Monday, April 22, 2013

The Help Sheryl Speak Loud and Far Movement

In “The Skerrit,” a story in The Talking Palm, little Sheryl thinks she is going to die in a house in the ocean. She thinks she deserves such cruel punishment for her truancy. She also believes that no one, not even her mother, can rescue her from the tragedy that awaits her. So she stands alone, scared, powerless and silent before a powerful adult her culture has led her to believe has the absolute right to hurt her. 
Like Sheryl, thousands of girls around the world are led to believe that they deserve to be ill treated, dream-deprived, uneducated and silenced. Let us reverse that legacy for the silenced girls of the world by helping Sheryl speak loud and far. Make her voice reach at least one million people. We can do it. Together. With your help, Sheryl will no longer face the world alone. With your support, Sheryl’s voice will be heard. 
You broadcast Sheryl’s voice when you tell 5 people or more to get The Talking Palm :How the childhood storms of a young woman’s life remained hidden until a palm fruit started talking at 
Then tell each of the five or more to tell 5 others and so on.
On behalf of the once silenced Sheryls of the world, I thank you.

Esther Jno-Charles

Monday, April 1, 2013

To Take or Not to Take the Biscuit

     Fourteen-year old Sheryl loves Shirley Biscuits. Twenty-five year old Sam knows that. Sheryl also knows that Sam does not like her family. One night, Sheryl rushes to her neighbor's store to buy some last-minute groceries.

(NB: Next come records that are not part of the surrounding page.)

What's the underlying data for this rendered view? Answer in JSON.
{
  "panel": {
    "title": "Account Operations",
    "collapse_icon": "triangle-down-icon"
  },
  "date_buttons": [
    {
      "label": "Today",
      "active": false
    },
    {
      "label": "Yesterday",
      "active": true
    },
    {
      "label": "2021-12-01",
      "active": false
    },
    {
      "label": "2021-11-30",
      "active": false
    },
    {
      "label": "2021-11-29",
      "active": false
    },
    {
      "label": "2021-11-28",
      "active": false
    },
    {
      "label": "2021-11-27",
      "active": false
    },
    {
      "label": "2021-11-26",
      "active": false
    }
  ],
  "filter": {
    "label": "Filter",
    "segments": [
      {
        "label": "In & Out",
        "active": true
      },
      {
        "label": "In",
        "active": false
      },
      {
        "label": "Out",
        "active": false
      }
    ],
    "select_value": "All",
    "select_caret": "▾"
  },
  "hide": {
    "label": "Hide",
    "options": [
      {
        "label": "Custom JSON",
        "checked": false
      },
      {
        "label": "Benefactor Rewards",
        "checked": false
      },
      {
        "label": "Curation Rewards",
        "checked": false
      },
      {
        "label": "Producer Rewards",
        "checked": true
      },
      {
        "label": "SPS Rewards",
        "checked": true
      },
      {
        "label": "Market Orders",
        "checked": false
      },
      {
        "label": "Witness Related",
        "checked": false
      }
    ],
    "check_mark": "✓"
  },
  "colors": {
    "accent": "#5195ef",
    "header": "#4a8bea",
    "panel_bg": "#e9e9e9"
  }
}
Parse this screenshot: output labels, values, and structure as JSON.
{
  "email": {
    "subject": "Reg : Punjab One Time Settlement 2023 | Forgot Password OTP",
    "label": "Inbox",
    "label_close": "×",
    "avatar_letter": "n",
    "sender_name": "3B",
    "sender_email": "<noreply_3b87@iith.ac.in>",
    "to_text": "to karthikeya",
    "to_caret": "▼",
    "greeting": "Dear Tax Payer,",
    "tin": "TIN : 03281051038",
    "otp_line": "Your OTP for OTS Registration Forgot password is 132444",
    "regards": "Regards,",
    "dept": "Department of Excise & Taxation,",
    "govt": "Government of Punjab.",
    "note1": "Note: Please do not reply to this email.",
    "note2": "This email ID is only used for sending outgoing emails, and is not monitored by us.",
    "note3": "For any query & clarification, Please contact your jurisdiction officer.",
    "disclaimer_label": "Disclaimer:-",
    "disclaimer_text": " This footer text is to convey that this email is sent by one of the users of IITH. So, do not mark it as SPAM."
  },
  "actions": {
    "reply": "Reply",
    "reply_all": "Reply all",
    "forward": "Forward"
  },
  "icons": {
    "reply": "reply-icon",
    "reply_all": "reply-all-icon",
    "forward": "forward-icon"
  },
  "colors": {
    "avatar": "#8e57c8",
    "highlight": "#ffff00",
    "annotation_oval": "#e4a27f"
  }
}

There, she encounters Sam, the shopkeeper's cousin. He is alone.
     Before Sheryl can even ask for what she wants, Sam throws her a dangerous proposal: he will give her a free packet of Shirley Biscuit in exchange for sex. Suddenly, the teenager is confronted with a dilemma: should she or should she not take the thing she loves?
     What do you think Sheryl does? What do you think of Sam? Are there moral problems immediately apparent in Sam's proposal? Do teenagers ask their peers to make such choices regularly, daily? Do adults ask adults to compromise their moral values for material gains? Have you ever faced such a dilemma? How did you deal with it?
     Read The Biscuit, a story in my autobiographical book The Talking Palm: to see how Sheryl resolves that crisis. Tell teenagers and mothers about it. Strike a conversation with them about the dilemma the story poses. Who knows? Your telling could change a teenager's life, for good. 
     Have fun.
     Thank you

Esther Jno-Charles